TYLER, Texas — A Tyler man accused of driving intoxicated and killing a Tyler Legacy High School band senior had six cocktails at a local bar before crashing his truck, police documents show.
Now, the Texas Alcoholic Beverage Commission is conducting an investigation to determine if he was overserved.
Jason Charles, 24, has been charged with intoxication manslaughter in connection with a Jan. 14 wreck that led to the death of Lillian Dawn Thornburgh, 17. He has been in the Smith County Jail since Jan. 15.
Thornburgh was severely injured in a two-vehicle wreck in the 2800 block of South Broadway Avenue Friday night. She died Sunday from her injuries.
Charles, who was driving a black Chevy Silverado, struck the rear of a white Dodge Ram that Thornburgh was driving. Both drivers were traveling northbound, police said.
Because of the crash, Thornburgh's car hit a curb and flipped into the front yard of a residence on the east side of the road. She was pinned in the cab of the truck as the cab mostly collapsed.
Charles was able to exit his vehicle as it struck a tree. Both were taken to UT Health by EMS and Charles was later arrested, police said.
According to an arrest affidavit, while he was on the way to the hospital, an officer heard him say he had his “favorite drink,” which is Crown and coke, about six times at the Rose City Draft House in Tyler.

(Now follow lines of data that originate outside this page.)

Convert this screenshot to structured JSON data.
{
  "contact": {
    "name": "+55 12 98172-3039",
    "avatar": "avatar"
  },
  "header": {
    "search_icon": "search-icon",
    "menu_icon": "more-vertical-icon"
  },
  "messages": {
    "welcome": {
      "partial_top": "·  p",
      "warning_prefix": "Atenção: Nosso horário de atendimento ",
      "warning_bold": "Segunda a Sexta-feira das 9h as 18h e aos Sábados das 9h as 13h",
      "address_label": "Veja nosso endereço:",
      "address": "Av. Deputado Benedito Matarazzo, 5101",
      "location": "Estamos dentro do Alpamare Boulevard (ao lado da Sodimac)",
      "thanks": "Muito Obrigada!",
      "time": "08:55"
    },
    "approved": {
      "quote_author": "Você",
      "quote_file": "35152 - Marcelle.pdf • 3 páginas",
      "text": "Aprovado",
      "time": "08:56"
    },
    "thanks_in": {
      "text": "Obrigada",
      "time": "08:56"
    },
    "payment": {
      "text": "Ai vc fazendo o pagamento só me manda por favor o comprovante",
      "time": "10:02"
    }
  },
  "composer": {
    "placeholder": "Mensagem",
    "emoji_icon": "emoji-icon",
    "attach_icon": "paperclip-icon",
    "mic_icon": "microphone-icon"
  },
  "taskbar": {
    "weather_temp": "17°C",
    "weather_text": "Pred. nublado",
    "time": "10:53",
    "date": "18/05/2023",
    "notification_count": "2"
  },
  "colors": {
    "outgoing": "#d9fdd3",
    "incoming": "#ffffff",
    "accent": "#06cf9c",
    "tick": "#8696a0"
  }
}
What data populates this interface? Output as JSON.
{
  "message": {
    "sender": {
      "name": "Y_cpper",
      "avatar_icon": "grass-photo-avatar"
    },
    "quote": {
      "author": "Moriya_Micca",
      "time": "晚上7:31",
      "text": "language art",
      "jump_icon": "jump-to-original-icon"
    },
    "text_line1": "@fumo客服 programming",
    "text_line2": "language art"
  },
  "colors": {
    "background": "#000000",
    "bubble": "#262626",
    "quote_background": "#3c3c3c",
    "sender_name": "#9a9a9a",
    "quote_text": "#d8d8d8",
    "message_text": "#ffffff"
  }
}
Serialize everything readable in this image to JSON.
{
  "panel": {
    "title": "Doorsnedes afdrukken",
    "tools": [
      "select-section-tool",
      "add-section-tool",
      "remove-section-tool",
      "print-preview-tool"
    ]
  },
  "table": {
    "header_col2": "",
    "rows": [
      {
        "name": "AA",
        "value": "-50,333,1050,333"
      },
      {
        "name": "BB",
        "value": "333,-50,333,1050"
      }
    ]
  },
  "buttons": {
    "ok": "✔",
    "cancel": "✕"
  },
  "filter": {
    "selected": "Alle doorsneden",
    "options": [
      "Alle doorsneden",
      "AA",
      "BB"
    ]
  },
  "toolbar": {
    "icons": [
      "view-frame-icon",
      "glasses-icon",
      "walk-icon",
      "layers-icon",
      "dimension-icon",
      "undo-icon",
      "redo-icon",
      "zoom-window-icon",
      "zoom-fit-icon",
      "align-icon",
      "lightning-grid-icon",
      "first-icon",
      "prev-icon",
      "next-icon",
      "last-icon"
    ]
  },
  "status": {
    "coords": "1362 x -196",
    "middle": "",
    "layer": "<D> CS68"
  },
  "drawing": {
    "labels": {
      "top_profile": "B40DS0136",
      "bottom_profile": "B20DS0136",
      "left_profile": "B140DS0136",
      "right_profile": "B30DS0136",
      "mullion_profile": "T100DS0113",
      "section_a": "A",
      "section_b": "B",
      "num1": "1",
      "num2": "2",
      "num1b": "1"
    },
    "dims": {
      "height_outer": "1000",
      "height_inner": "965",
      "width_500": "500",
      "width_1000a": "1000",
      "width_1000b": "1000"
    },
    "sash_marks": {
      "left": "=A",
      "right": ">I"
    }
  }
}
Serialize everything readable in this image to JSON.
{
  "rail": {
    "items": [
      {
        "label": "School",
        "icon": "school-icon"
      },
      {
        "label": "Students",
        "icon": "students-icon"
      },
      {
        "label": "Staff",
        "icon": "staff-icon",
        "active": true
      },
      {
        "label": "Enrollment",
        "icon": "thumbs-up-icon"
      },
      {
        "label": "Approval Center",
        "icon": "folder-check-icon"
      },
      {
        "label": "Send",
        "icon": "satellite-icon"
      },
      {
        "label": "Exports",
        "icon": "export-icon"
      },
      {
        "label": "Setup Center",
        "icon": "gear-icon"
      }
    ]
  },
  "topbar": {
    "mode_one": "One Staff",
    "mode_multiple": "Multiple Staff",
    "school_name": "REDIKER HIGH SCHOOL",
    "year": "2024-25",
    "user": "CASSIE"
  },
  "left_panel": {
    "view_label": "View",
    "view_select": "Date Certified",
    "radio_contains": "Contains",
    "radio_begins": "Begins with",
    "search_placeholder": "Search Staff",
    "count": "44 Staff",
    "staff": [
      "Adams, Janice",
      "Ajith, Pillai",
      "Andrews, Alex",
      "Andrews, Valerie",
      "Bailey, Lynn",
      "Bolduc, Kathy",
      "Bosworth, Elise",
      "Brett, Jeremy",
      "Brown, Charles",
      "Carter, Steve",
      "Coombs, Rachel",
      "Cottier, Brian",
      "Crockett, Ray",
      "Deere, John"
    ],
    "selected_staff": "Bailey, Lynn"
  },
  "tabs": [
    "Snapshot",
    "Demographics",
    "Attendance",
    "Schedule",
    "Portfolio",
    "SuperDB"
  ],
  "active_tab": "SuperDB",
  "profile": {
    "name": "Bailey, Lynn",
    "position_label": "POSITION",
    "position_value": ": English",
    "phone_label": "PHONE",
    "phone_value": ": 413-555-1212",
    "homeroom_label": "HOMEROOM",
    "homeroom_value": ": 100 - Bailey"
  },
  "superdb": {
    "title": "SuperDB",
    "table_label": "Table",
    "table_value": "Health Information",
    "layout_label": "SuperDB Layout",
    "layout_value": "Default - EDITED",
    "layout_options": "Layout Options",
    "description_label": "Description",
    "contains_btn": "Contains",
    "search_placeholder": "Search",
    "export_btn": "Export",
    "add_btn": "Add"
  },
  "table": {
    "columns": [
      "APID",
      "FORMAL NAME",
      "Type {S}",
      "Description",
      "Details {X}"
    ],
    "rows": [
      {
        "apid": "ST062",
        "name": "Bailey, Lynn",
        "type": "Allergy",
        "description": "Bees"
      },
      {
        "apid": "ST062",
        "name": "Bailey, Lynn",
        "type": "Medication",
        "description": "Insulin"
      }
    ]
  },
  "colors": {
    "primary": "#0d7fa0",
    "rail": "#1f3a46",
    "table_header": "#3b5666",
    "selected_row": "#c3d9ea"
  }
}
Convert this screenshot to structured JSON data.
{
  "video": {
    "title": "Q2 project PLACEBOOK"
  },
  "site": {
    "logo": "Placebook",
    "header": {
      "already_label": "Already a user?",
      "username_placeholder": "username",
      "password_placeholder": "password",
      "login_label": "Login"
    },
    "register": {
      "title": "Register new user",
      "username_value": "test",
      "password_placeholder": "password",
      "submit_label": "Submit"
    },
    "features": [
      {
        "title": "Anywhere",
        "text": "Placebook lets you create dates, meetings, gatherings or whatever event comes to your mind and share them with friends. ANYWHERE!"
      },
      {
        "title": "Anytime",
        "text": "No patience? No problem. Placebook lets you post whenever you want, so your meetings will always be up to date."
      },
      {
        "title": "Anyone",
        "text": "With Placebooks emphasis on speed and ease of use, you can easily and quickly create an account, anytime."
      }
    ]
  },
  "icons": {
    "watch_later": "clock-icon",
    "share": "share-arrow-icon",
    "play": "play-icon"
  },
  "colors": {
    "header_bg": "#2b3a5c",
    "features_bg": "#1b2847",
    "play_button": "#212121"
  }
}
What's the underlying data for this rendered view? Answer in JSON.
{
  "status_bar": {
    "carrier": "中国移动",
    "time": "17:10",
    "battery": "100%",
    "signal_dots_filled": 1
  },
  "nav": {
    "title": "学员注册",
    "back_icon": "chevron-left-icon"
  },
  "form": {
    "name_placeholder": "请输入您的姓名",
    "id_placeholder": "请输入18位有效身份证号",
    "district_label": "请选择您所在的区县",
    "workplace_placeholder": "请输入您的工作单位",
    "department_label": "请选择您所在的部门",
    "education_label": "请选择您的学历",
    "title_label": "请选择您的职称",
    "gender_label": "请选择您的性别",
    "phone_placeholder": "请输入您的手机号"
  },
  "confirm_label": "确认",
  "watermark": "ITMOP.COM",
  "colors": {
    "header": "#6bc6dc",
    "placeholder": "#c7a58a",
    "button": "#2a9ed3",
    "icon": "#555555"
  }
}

Police said in the document he told hospital staff he knew he was in trouble because he was drunk. Around the same time, an officer learned Thornburgh was still unresponsive with a serious brain injury that would cause her to be either in a vegetative state or possibly die.
After receiving treatment, Charles was booked into jail for an intoxication assault charge. Police later collected three receipts from the Rose City Draft House showing the drinks he purchased included Crown Royal, the affidavit reads.
In a statement Tuesday, the TABC, a state agency responsible for regulating the production, sale and use of alcoholic beverages, said the fatal crash is under investigation to determine if a licensed business improperly served or sold alcohol to someone involved in the crash.
“At present, the investigation includes Rose City Draft House and Bar, though there are currently no formal allegations,” the TABC statement read. “At this point in the investigation, TABC agents are collecting evidence and working with local law enforcement to identify any pertinent leads.”
Chris Porter, public information officer for TABC, said these investigations can take several months and can depend on local officials obtaining a conviction against the person who drove the vehicle.
On Jan. 16 (two days after the wreck), medical staff told Tyler police Thornburgh died. Charles' charge then had his charge upgraded to intoxication manslaughter.
On the night of the wreck, police reported Charles was “unsteady on his feet, had an altered mental state, made rambling statements that did not make sense, had slurred speech, and was very emotional.”
An intoxication manslaughter charge, which is a second-degree felony, is punishable by two to 20 years in prison and a fine that does not exceed $10,000.
Thornburgh's friends recently described her as one of the sweetest, funniest people and a person always trying to cheer others up.
"If you needed anything, she was there to make you laugh or just make you feel better. She was the most amazing person," her friend Elizabeth Lamont said.
In the band, Thornburgh played the saxophone and bassoon, Lamont said, adding that her friend really loved the saxophone.
Tyler Legacy senior Corey Lawrence said since meeting Thornburgh during their freshman year, there was never a dull moment as she was always making people laugh.
"All the memories that were made with her it was fun," he said. "It was never dull, lovely and vibrant. That is one of the biggest things that I will miss about her."